++++ DATASET EXCERPTS ++++

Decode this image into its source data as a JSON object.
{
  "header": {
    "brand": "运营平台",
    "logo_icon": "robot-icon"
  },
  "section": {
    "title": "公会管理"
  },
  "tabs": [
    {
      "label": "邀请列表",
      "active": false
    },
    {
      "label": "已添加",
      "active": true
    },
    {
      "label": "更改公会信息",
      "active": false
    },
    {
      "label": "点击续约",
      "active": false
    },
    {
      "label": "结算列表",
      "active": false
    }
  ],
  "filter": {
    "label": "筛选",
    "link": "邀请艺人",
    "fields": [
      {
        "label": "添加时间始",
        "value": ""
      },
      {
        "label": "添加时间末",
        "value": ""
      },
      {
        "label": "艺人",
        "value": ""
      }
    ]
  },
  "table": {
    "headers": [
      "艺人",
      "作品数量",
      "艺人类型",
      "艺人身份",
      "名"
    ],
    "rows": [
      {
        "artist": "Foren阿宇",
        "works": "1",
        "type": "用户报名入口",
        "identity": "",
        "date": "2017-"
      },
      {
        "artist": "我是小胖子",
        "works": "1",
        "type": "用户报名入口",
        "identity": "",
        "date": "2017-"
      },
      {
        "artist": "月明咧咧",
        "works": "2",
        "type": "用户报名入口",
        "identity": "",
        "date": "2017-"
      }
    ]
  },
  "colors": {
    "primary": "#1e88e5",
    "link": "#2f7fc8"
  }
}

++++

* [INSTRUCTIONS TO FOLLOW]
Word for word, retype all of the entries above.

* [REPLY TO THE TASK]
Decode this image into its source data as a JSON object.
{
  "header": {
    "brand": "运营平台",
    "logo_icon": "robot-icon"
  },
  "section": {
    "title": "公会管理"
  },
  "tabs": [
    {
      "label": "邀请列表",
      "active": false
    },
    {
      "label": "已添加",
      "active": true
    },
    {
      "label": "更改公会信息",
      "active": false
    },
    {
      "label": "点击续约",
      "active": false
    },
    {
      "label": "结算列表",
      "active": false
    }
  ],
  "filter": {
    "label": "筛选",
    "link": "邀请艺人",
    "fields": [
      {
        "label": "添加时间始",
        "value": ""
      },
      {
        "label": "添加时间末",
        "value": ""
      },
      {
        "label": "艺人",
        "value": ""
      }
    ]
  },
  "table": {
    "headers": [
      "艺人",
      "作品数量",
      "艺人类型",
      "艺人身份",
      "名"
    ],
    "rows": [
      {
        "artist": "Foren阿宇",
        "works": "1",
        "type": "用户报名入口",
        "identity": "",
        "date": "2017-"
      },
      {
        "artist": "我是小胖子",
        "works": "1",
        "type": "用户报名入口",
        "identity": "",
        "date": "2017-"
      },
      {
        "artist": "月明咧咧",
        "works": "2",
        "type": "用户报名入口",
        "identity": "",
        "date": "2017-"
      }
    ]
  },
  "colors": {
    "primary": "#1e88e5",
    "link": "#2f7fc8"
  }
}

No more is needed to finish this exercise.